[RECORDED INFORMATION]

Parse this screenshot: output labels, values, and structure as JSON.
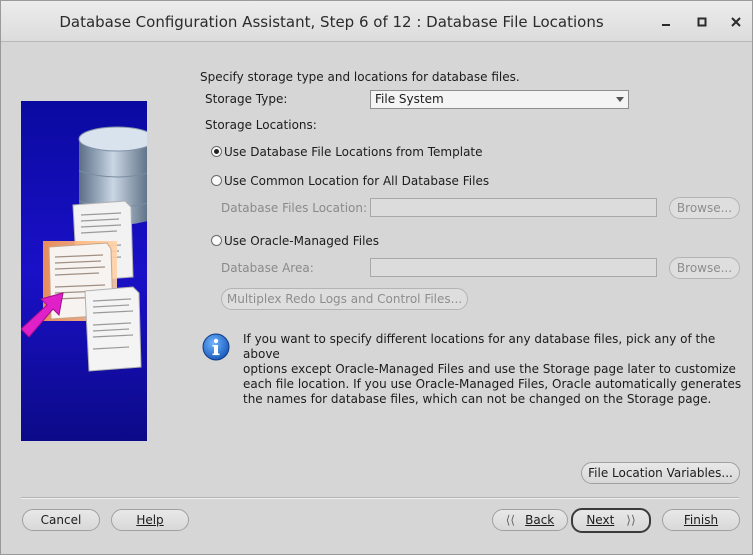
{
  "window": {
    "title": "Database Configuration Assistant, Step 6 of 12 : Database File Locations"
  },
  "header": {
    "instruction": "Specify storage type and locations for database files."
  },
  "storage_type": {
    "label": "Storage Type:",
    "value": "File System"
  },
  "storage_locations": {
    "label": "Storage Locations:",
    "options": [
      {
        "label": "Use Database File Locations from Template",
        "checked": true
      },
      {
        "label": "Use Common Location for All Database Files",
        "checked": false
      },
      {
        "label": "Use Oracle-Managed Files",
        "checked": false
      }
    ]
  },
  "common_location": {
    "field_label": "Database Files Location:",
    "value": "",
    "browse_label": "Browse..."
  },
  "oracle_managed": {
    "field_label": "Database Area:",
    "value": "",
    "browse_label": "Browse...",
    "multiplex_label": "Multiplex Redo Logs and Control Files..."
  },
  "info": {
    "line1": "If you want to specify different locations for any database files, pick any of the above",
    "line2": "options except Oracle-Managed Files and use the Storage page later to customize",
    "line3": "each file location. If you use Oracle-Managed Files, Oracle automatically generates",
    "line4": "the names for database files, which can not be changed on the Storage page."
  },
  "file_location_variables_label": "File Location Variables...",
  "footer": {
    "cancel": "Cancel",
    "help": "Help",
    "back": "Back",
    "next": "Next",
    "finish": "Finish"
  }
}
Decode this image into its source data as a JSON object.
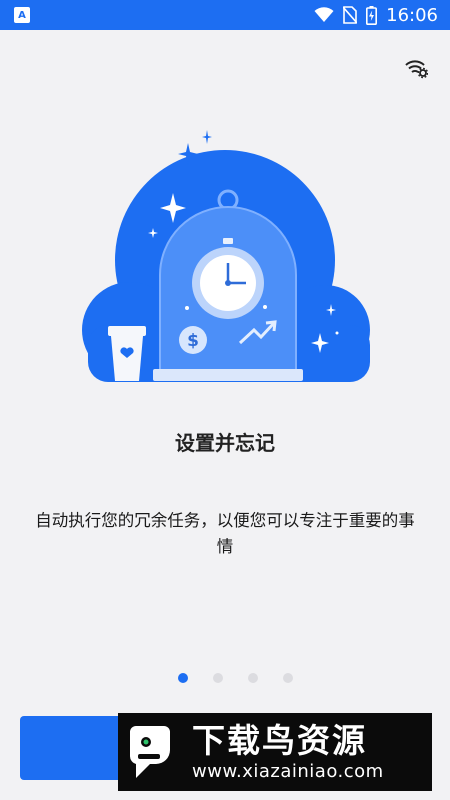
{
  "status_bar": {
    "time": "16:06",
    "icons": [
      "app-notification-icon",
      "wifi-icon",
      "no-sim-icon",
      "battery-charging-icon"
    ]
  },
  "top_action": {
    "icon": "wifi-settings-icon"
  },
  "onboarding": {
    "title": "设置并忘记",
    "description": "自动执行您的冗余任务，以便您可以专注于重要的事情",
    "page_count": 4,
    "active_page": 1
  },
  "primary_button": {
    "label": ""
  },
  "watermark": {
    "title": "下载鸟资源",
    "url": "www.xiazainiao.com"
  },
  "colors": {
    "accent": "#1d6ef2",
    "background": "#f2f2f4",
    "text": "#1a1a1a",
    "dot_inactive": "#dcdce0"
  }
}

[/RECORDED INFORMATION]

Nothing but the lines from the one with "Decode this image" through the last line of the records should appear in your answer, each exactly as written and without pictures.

* [EXERCISE RESULT]
Decode this image into its source data as a JSON object.
{
  "status_bar": {
    "time": "16:06",
    "icons": [
      "app-notification-icon",
      "wifi-icon",
      "no-sim-icon",
      "battery-charging-icon"
    ]
  },
  "top_action": {
    "icon": "wifi-settings-icon"
  },
  "onboarding": {
    "title": "设置并忘记",
    "description": "自动执行您的冗余任务，以便您可以专注于重要的事情",
    "page_count": 4,
    "active_page": 1
  },
  "primary_button": {
    "label": ""
  },
  "watermark": {
    "title": "下载鸟资源",
    "url": "www.xiazainiao.com"
  },
  "colors": {
    "accent": "#1d6ef2",
    "background": "#f2f2f4",
    "text": "#1a1a1a",
    "dot_inactive": "#dcdce0"
  }
}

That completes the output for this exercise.